▶ **Task data**:
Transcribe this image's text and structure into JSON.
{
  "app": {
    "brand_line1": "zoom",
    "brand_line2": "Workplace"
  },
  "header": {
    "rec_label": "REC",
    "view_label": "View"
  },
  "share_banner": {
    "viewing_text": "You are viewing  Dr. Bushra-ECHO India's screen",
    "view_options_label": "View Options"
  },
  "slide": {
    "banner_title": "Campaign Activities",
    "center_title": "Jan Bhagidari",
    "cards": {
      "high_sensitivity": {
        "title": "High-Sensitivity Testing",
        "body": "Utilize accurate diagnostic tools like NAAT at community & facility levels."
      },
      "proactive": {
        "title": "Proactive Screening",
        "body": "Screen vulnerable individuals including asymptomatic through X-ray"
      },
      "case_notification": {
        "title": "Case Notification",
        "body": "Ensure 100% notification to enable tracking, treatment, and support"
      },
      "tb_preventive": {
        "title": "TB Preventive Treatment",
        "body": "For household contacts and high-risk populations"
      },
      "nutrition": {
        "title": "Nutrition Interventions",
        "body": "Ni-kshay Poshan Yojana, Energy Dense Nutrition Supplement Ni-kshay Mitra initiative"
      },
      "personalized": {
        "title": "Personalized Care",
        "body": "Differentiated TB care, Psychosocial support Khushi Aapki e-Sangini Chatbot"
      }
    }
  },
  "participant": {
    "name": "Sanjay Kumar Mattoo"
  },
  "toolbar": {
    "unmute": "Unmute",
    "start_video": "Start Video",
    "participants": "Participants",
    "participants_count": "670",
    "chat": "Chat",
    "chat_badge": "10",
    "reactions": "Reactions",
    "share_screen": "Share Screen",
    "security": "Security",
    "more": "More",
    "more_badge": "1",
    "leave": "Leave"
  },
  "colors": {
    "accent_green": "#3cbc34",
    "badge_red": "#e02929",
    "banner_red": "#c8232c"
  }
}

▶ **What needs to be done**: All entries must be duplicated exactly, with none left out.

▶ **Answer to this task**:
Transcribe this image's text and structure into JSON.
{
  "app": {
    "brand_line1": "zoom",
    "brand_line2": "Workplace"
  },
  "header": {
    "rec_label": "REC",
    "view_label": "View"
  },
  "share_banner": {
    "viewing_text": "You are viewing  Dr. Bushra-ECHO India's screen",
    "view_options_label": "View Options"
  },
  "slide": {
    "banner_title": "Campaign Activities",
    "center_title": "Jan Bhagidari",
    "cards": {
      "high_sensitivity": {
        "title": "High-Sensitivity Testing",
        "body": "Utilize accurate diagnostic tools like NAAT at community & facility levels."
      },
      "proactive": {
        "title": "Proactive Screening",
        "body": "Screen vulnerable individuals including asymptomatic through X-ray"
      },
      "case_notification": {
        "title": "Case Notification",
        "body": "Ensure 100% notification to enable tracking, treatment, and support"
      },
      "tb_preventive": {
        "title": "TB Preventive Treatment",
        "body": "For household contacts and high-risk populations"
      },
      "nutrition": {
        "title": "Nutrition Interventions",
        "body": "Ni-kshay Poshan Yojana, Energy Dense Nutrition Supplement Ni-kshay Mitra initiative"
      },
      "personalized": {
        "title": "Personalized Care",
        "body": "Differentiated TB care, Psychosocial support Khushi Aapki e-Sangini Chatbot"
      }
    }
  },
  "participant": {
    "name": "Sanjay Kumar Mattoo"
  },
  "toolbar": {
    "unmute": "Unmute",
    "start_video": "Start Video",
    "participants": "Participants",
    "participants_count": "670",
    "chat": "Chat",
    "chat_badge": "10",
    "reactions": "Reactions",
    "share_screen": "Share Screen",
    "security": "Security",
    "more": "More",
    "more_badge": "1",
    "leave": "Leave"
  },
  "colors": {
    "accent_green": "#3cbc34",
    "badge_red": "#e02929",
    "banner_red": "#c8232c"
  }
}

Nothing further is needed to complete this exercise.